View Full Version : Charlotte Observer: Bobcats, Brezec Gain From Pacers' Loyalty

11-26-2004, 12:53 PM
http://www.charlotte.com/mld/charlotte/sports/basketball/nba/charlotte_bobcats/10274188.htm?1c (http://www.charlotte.com/mld/charlotte/sports/basketball/nba/charlotte_bobcats/10274188.htm?1c)

Bobcats, Brezec gain from Pacers' loyalty

Indiana chose Miller over center, who is thriving in Charlotte
Staff Writer

FORT MILL - Indiana Pacers president Donnie Walsh says the decision was quite simple: Reggie Miller's past trumps Primoz Brezec's future any day.

So in a time when loyalty seems an antiquated concept in professional sports, the Pacers protected Miller, the greatest player in franchise history. That meant exposing Brezec, a 7-foot-1 center, to the Charlotte Bobcats, and Brezec might end up the best catch in expansion-draft history.

"I would never put Reggie out on an expansion list," said Walsh, whose team hosts the Bobcats tonight at Conseco Fieldhouse. "He's meant too much to us and he means too much to us."

A 6-foot-7 shooting guard, Miller is the Pacers' all-time scorer with 24,305 points. He collaborated effectively with every Pacer from Chuck Person to Jalen Rose to Jermaine O'Neal.

No one knows that better than Brezec, by the way.

"I mean, come on, that's a franchise guy with 17 years in the league. A big-time player and a great guy," Brezec said of Miller, who is on the injured list.

"He did everything right for the franchise. So you're going to protect me instead of him? Gamble on (losing) him? Come on."

Less than a month into the regular season, Brezec has risen from an afterthought to a revelation. He's averaging 13.4 points and 7.0 rebounds. The Boston Globe and New York Times have written about him, and Sports Illustrated had a reporter traveling with the team to do a profile.

So how is it that Pacers coach Rick Carlisle found all of 72 minutes for him last season at a position that is the NBA's hardest to fill?

"We had about four reasons why he didn't play: Jermaine O'Neal, Jeff Foster, Austin Croshere and Scot Pollard," Carlisle said during the preseason.

Of those four Pacers big men, only O'Neal clearly has more potential than Brezec. But all four had the experience Brezec lacked, and that was key for a Pacers team chasing a spot in the NBA Finals last season.

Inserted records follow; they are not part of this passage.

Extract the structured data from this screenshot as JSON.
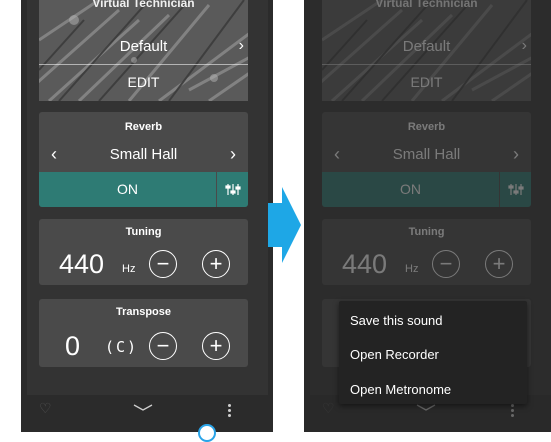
{
  "arrow_color": "#1ea7e6",
  "accent_color": "#2e7b74",
  "hero": {
    "title": "Virtual Technician",
    "preset": "Default",
    "edit": "EDIT"
  },
  "reverb": {
    "title": "Reverb",
    "value": "Small Hall",
    "toggle": "ON"
  },
  "tuning": {
    "title": "Tuning",
    "value": "440",
    "unit": "Hz",
    "minus": "−",
    "plus": "+"
  },
  "transpose": {
    "title": "Transpose",
    "value": "0",
    "note": "(C)",
    "minus": "−",
    "plus": "+"
  },
  "menu": {
    "items": [
      "Save this sound",
      "Open Recorder",
      "Open Metronome"
    ]
  },
  "icons": [
    "heart-icon",
    "chevron-down-icon",
    "more-vertical-icon",
    "sliders-icon",
    "chevron-left-icon",
    "chevron-right-icon"
  ]
}
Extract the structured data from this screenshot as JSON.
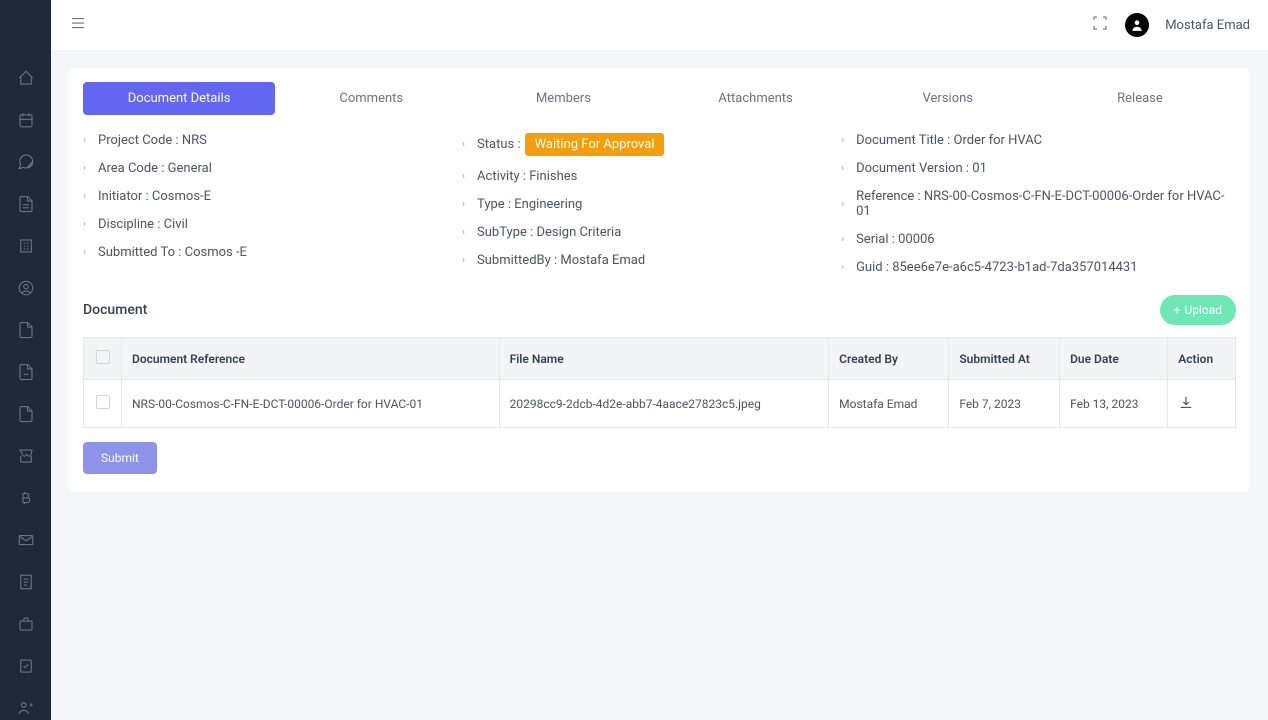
{
  "header": {
    "username": "Mostafa Emad"
  },
  "tabs": [
    {
      "label": "Document Details",
      "active": true
    },
    {
      "label": "Comments",
      "active": false
    },
    {
      "label": "Members",
      "active": false
    },
    {
      "label": "Attachments",
      "active": false
    },
    {
      "label": "Versions",
      "active": false
    },
    {
      "label": "Release",
      "active": false
    }
  ],
  "details": {
    "col1": [
      {
        "label": "Project Code : NRS"
      },
      {
        "label": "Area Code : General"
      },
      {
        "label": "Initiator : Cosmos-E"
      },
      {
        "label": "Discipline : Civil"
      },
      {
        "label": "Submitted To : Cosmos -E"
      }
    ],
    "col2": [
      {
        "label": "Status :",
        "badge": "Waiting For Approval"
      },
      {
        "label": "Activity : Finishes"
      },
      {
        "label": "Type : Engineering"
      },
      {
        "label": "SubType : Design Criteria"
      },
      {
        "label": "SubmittedBy : Mostafa Emad"
      }
    ],
    "col3": [
      {
        "label": "Document Title : Order for HVAC"
      },
      {
        "label": "Document Version : 01"
      },
      {
        "label": "Reference : NRS-00-Cosmos-C-FN-E-DCT-00006-Order for HVAC-01"
      },
      {
        "label": "Serial : 00006"
      },
      {
        "label": "Guid : 85ee6e7e-a6c5-4723-b1ad-7da357014431"
      }
    ]
  },
  "document": {
    "section_title": "Document",
    "upload_label": "Upload",
    "columns": {
      "ref": "Document Reference",
      "file": "File Name",
      "created": "Created By",
      "submitted": "Submitted At",
      "due": "Due Date",
      "action": "Action"
    },
    "rows": [
      {
        "ref": "NRS-00-Cosmos-C-FN-E-DCT-00006-Order for HVAC-01",
        "file": "20298cc9-2dcb-4d2e-abb7-4aace27823c5.jpeg",
        "created": "Mostafa Emad",
        "submitted": "Feb 7, 2023",
        "due": "Feb 13, 2023"
      }
    ]
  },
  "submit_label": "Submit"
}
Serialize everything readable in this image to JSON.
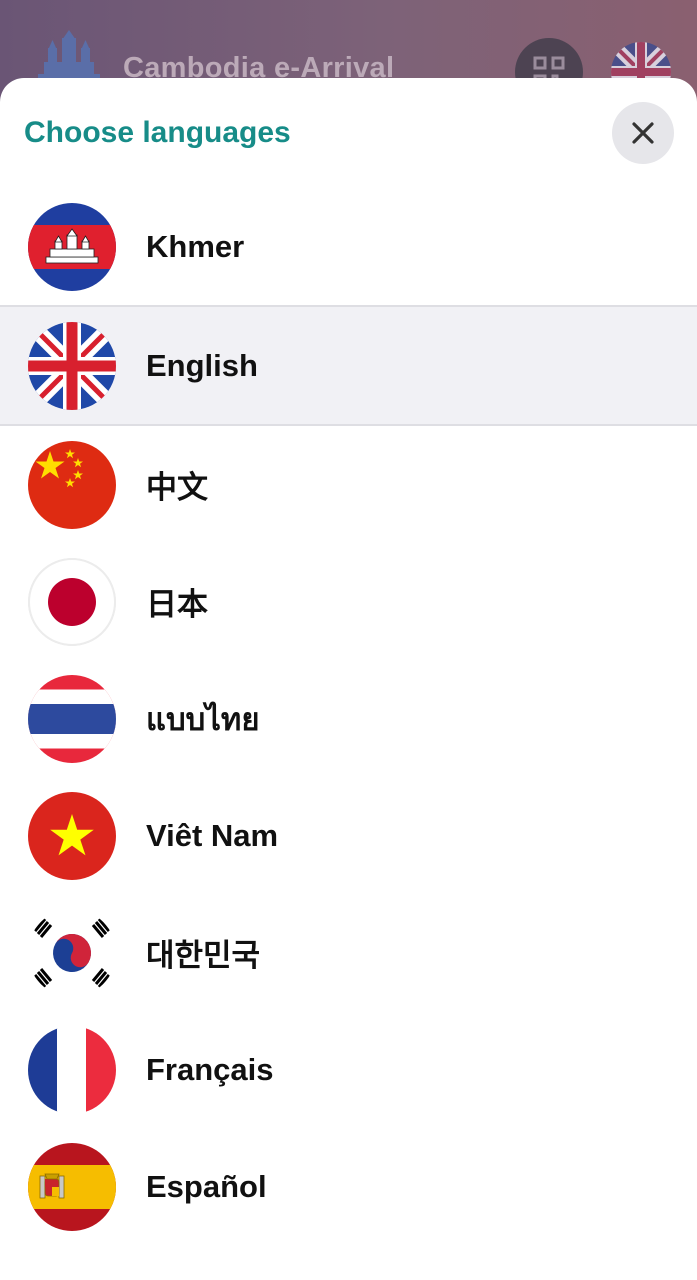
{
  "app": {
    "title": "Cambodia e-Arrival"
  },
  "sheet": {
    "title": "Choose languages",
    "selected": "English",
    "languages": [
      {
        "label": "Khmer",
        "flag": "cambodia-flag-icon"
      },
      {
        "label": "English",
        "flag": "uk-flag-icon"
      },
      {
        "label": "中文",
        "flag": "china-flag-icon"
      },
      {
        "label": "日本",
        "flag": "japan-flag-icon"
      },
      {
        "label": "แบบไทย",
        "flag": "thailand-flag-icon"
      },
      {
        "label": "Viêt Nam",
        "flag": "vietnam-flag-icon"
      },
      {
        "label": "대한민국",
        "flag": "korea-flag-icon"
      },
      {
        "label": "Français",
        "flag": "france-flag-icon"
      },
      {
        "label": "Español",
        "flag": "spain-flag-icon"
      }
    ]
  },
  "colors": {
    "accent": "#178c88",
    "selected_bg": "#f1f1f5"
  }
}
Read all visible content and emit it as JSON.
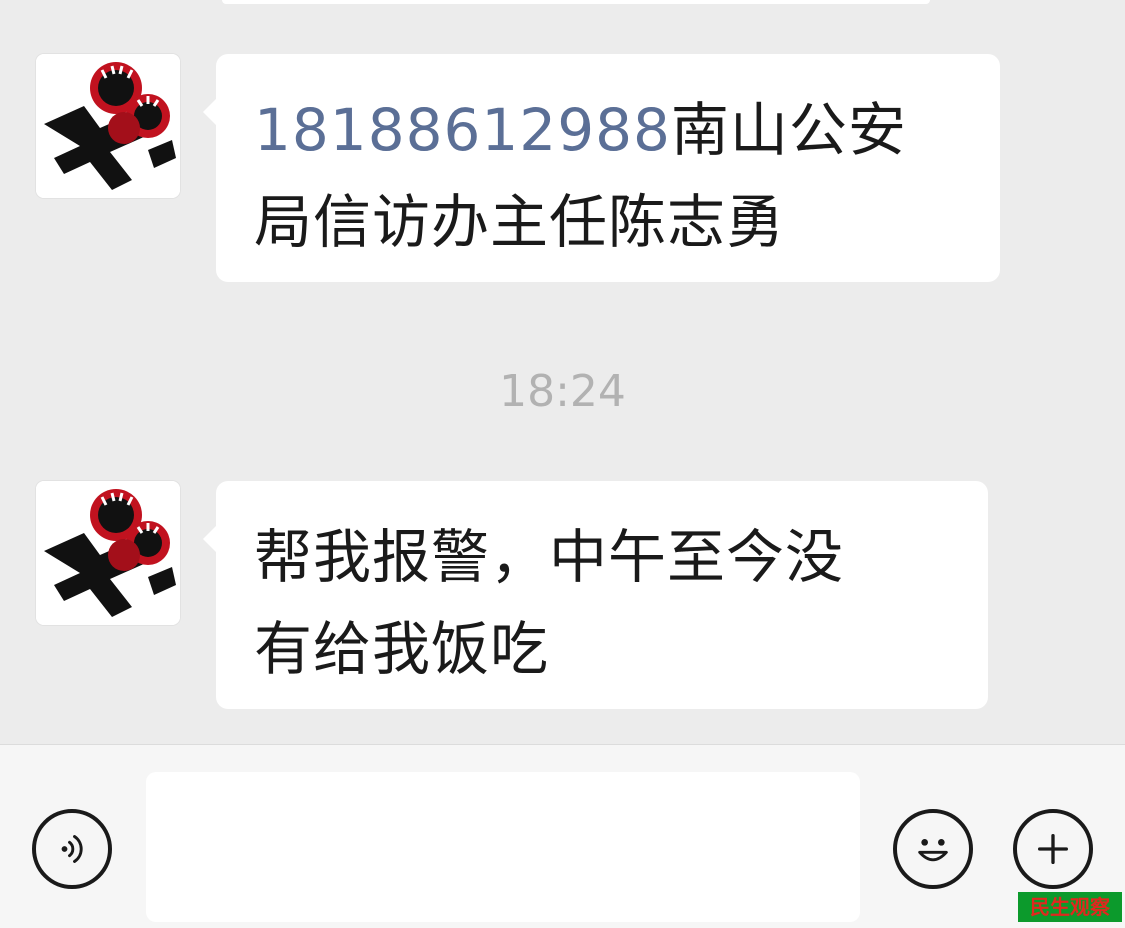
{
  "chat": {
    "messages": [
      {
        "sender": "incoming",
        "phone": "18188612988",
        "line1_rest": "南山公安",
        "line2": "局信访办主任陈志勇"
      },
      {
        "sender": "incoming",
        "line1": "帮我报警，中午至今没",
        "line2": "有给我饭吃"
      }
    ],
    "timestamp": "18:24"
  },
  "input_bar": {
    "voice_icon": "voice-icon",
    "emoji_icon": "emoji-icon",
    "plus_icon": "plus-icon",
    "input_value": ""
  },
  "watermark": {
    "text": "民生观察"
  },
  "colors": {
    "background": "#ececec",
    "bubble": "#ffffff",
    "link": "#5b6f96",
    "timestamp": "#b2b2b2",
    "watermark_bg": "#0c9a2c",
    "watermark_text": "#e0281e"
  }
}
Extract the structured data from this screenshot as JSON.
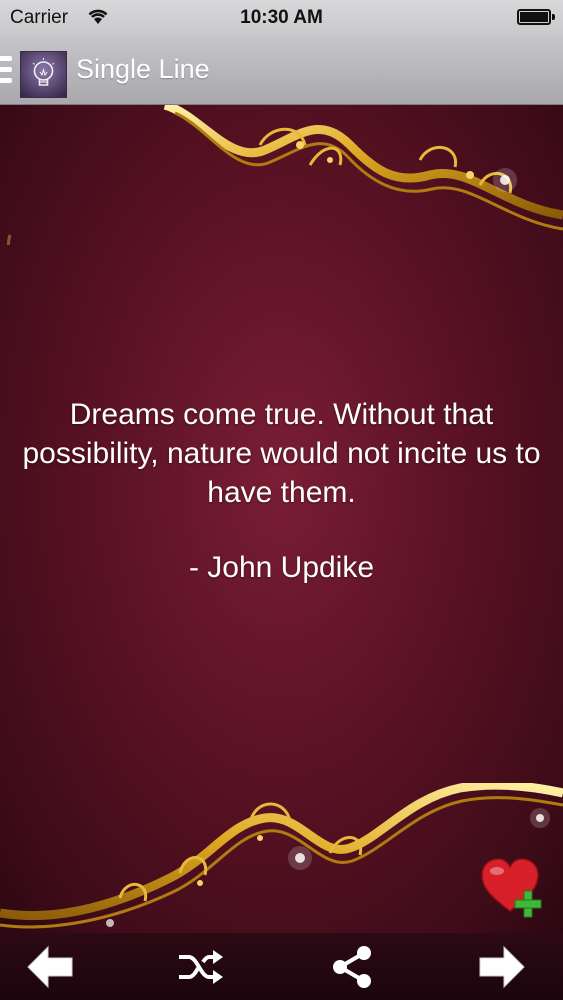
{
  "status": {
    "carrier": "Carrier",
    "time": "10:30 AM"
  },
  "nav": {
    "title": "Single Line",
    "menu_icon": "hamburger-menu-icon",
    "app_icon": "lightbulb-icon"
  },
  "quote": {
    "text": "Dreams come true. Without that possibility, nature would not incite us to have them.",
    "author": "- John Updike"
  },
  "actions": {
    "favorite_icon": "heart-plus-icon"
  },
  "toolbar": {
    "items": [
      {
        "icon": "arrow-left-icon"
      },
      {
        "icon": "shuffle-icon"
      },
      {
        "icon": "share-icon"
      },
      {
        "icon": "arrow-right-icon"
      }
    ]
  },
  "colors": {
    "background": "#5a1224",
    "ornament_gold": "#d9a520",
    "text": "#ffffff",
    "heart": "#d8202a",
    "plus": "#3fb83a"
  }
}
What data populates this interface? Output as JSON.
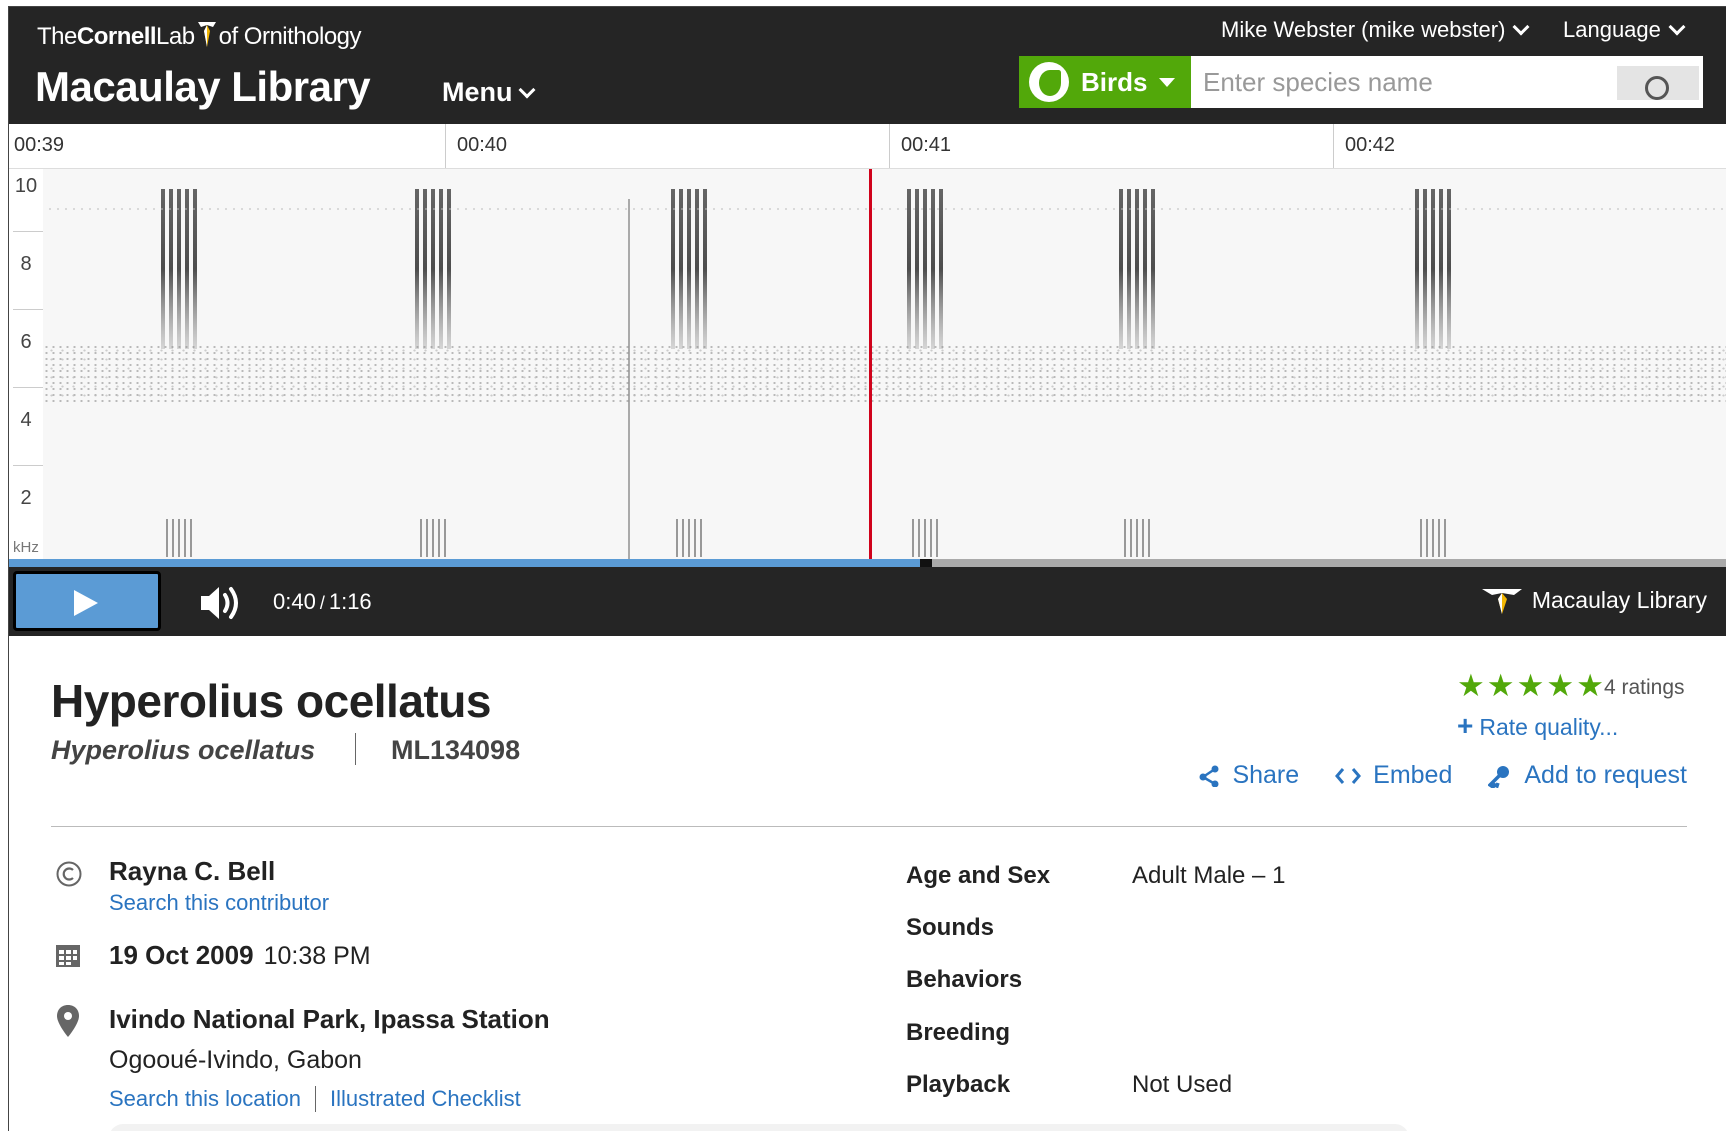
{
  "header": {
    "cornell_logo": {
      "prefix": "The",
      "bold": "Cornell",
      "mid": "Lab",
      "suffix": "of Ornithology"
    },
    "brand": "Macaulay Library",
    "menu_label": "Menu",
    "user_label": "Mike Webster (mike webster)",
    "language_label": "Language",
    "taxon_button": "Birds",
    "search_placeholder": "Enter species name"
  },
  "timeline": {
    "ticks": [
      "00:39",
      "00:40",
      "00:41",
      "00:42"
    ]
  },
  "spectrogram": {
    "y_labels": [
      "10",
      "8",
      "6",
      "4",
      "2"
    ],
    "unit": "kHz",
    "cursor_time": "00:40"
  },
  "player": {
    "current_time": "0:40",
    "separator": "/",
    "duration": "1:16",
    "progress_fraction": 0.53,
    "logo_text": "Macaulay Library"
  },
  "record": {
    "title": "Hyperolius ocellatus",
    "scientific_name": "Hyperolius ocellatus",
    "catalog_id": "ML134098",
    "ratings_text": "4 ratings",
    "stars": 5,
    "rate_link": "Rate quality...",
    "actions": {
      "share": "Share",
      "embed": "Embed",
      "request": "Add to request"
    },
    "contributor": "Rayna C. Bell",
    "contributor_link": "Search this contributor",
    "date": "19 Oct 2009",
    "time": "10:38 PM",
    "location": "Ivindo National Park, Ipassa Station",
    "region": "Ogooué-Ivindo, Gabon",
    "location_link": "Search this location",
    "checklist_link": "Illustrated Checklist"
  },
  "details": [
    {
      "key": "Age and Sex",
      "value": "Adult Male – 1"
    },
    {
      "key": "Sounds",
      "value": ""
    },
    {
      "key": "Behaviors",
      "value": ""
    },
    {
      "key": "Breeding",
      "value": ""
    },
    {
      "key": "Playback",
      "value": "Not Used"
    }
  ],
  "colors": {
    "header_bg": "#252525",
    "accent_green": "#52a80a",
    "link_blue": "#2a74c0",
    "progress_blue": "#5b9bd5",
    "cursor_red": "#d0021b"
  }
}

"Many times we didn't even play a (true) center," Walsh said last week of the Pacers' approach. "We were a team trying to win every game and we won 61. The coaches felt we had to go with experience."

Little as Brezec played in Indiana (343 minutes in three seasons), Walsh knew he had something worth developing. He saw a 7-footer in his early 20s with skills to score both inside and out.

Just as importantly, Walsh saw a player disciplined enough to work through his weaknesses. That's a function of Brezec's Slovenian development.

"He's used to very demanding coaches. Over there, they'd work on one defensive set all day long," Walsh said. "It was a place where there was no arguing; you did what you were told."

Walsh thinks Brezec's situation is ideal -- a finesse scorer, paired with a rugged power forward in rookie Emeka Okafor.

Brezec would play a lot right now as a Pacer, since injuries and suspensions have devastated that roster. But Walsh seems genuinely happy for how this played out.

"I felt it was time. It didn't really bother me (that the Bobcats chose him) because he needs to play now," Walsh said.

"He would have gotten frustrated here. It's tough to hold on to a guy like that indefinitely, because they'll stop improving if you can't get them on the floor."

11-26-2004, 01:33 PM
What if the Bobcats had taken James Jones?